[Collected data]

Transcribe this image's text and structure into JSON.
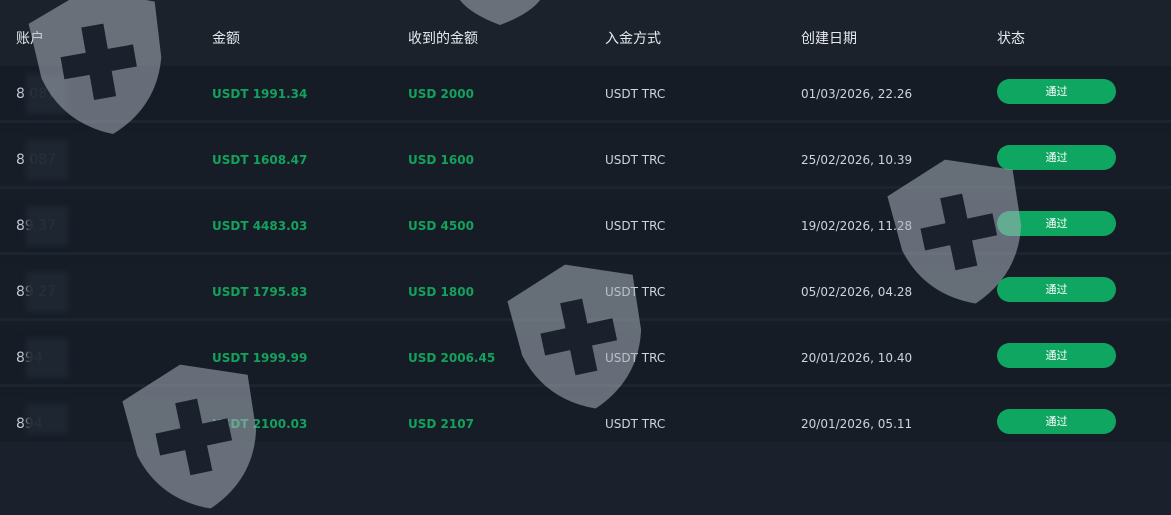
{
  "columns": {
    "account": "账户",
    "amount": "金额",
    "received": "收到的金额",
    "method": "入金方式",
    "created": "创建日期",
    "status": "状态"
  },
  "rows": [
    {
      "account": "8   087",
      "amount": "USDT 1991.34",
      "received": "USD 2000",
      "method": "USDT TRC",
      "date": "01/03/2026, 22.26",
      "status": "通过"
    },
    {
      "account": "8   087",
      "amount": "USDT 1608.47",
      "received": "USD 1600",
      "method": "USDT TRC",
      "date": "25/02/2026, 10.39",
      "status": "通过"
    },
    {
      "account": "89  37",
      "amount": "USDT 4483.03",
      "received": "USD 4500",
      "method": "USDT TRC",
      "date": "19/02/2026, 11.28",
      "status": "通过"
    },
    {
      "account": "89  27",
      "amount": "USDT 1795.83",
      "received": "USD 1800",
      "method": "USDT TRC",
      "date": "05/02/2026, 04.28",
      "status": "通过"
    },
    {
      "account": "894",
      "amount": "USDT 1999.99",
      "received": "USD 2006.45",
      "method": "USDT TRC",
      "date": "20/01/2026, 10.40",
      "status": "通过"
    },
    {
      "account": "894",
      "amount": "USDT 2100.03",
      "received": "USD 2107",
      "method": "USDT TRC",
      "date": "20/01/2026, 05.11",
      "status": "通过"
    }
  ],
  "colors": {
    "background": "#1a212c",
    "amount_green": "#13a15c",
    "status_green": "#0fa661"
  },
  "icons": [
    "shield-cross-watermark-icon"
  ]
}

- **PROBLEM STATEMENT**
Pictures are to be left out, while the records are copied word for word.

- **ANSWER FOR THIS EXERCISE**
Transcribe this image's text and structure into JSON.
{
  "columns": {
    "account": "账户",
    "amount": "金额",
    "received": "收到的金额",
    "method": "入金方式",
    "created": "创建日期",
    "status": "状态"
  },
  "rows": [
    {
      "account": "8   087",
      "amount": "USDT 1991.34",
      "received": "USD 2000",
      "method": "USDT TRC",
      "date": "01/03/2026, 22.26",
      "status": "通过"
    },
    {
      "account": "8   087",
      "amount": "USDT 1608.47",
      "received": "USD 1600",
      "method": "USDT TRC",
      "date": "25/02/2026, 10.39",
      "status": "通过"
    },
    {
      "account": "89  37",
      "amount": "USDT 4483.03",
      "received": "USD 4500",
      "method": "USDT TRC",
      "date": "19/02/2026, 11.28",
      "status": "通过"
    },
    {
      "account": "89  27",
      "amount": "USDT 1795.83",
      "received": "USD 1800",
      "method": "USDT TRC",
      "date": "05/02/2026, 04.28",
      "status": "通过"
    },
    {
      "account": "894",
      "amount": "USDT 1999.99",
      "received": "USD 2006.45",
      "method": "USDT TRC",
      "date": "20/01/2026, 10.40",
      "status": "通过"
    },
    {
      "account": "894",
      "amount": "USDT 2100.03",
      "received": "USD 2107",
      "method": "USDT TRC",
      "date": "20/01/2026, 05.11",
      "status": "通过"
    }
  ],
  "colors": {
    "background": "#1a212c",
    "amount_green": "#13a15c",
    "status_green": "#0fa661"
  },
  "icons": [
    "shield-cross-watermark-icon"
  ]
}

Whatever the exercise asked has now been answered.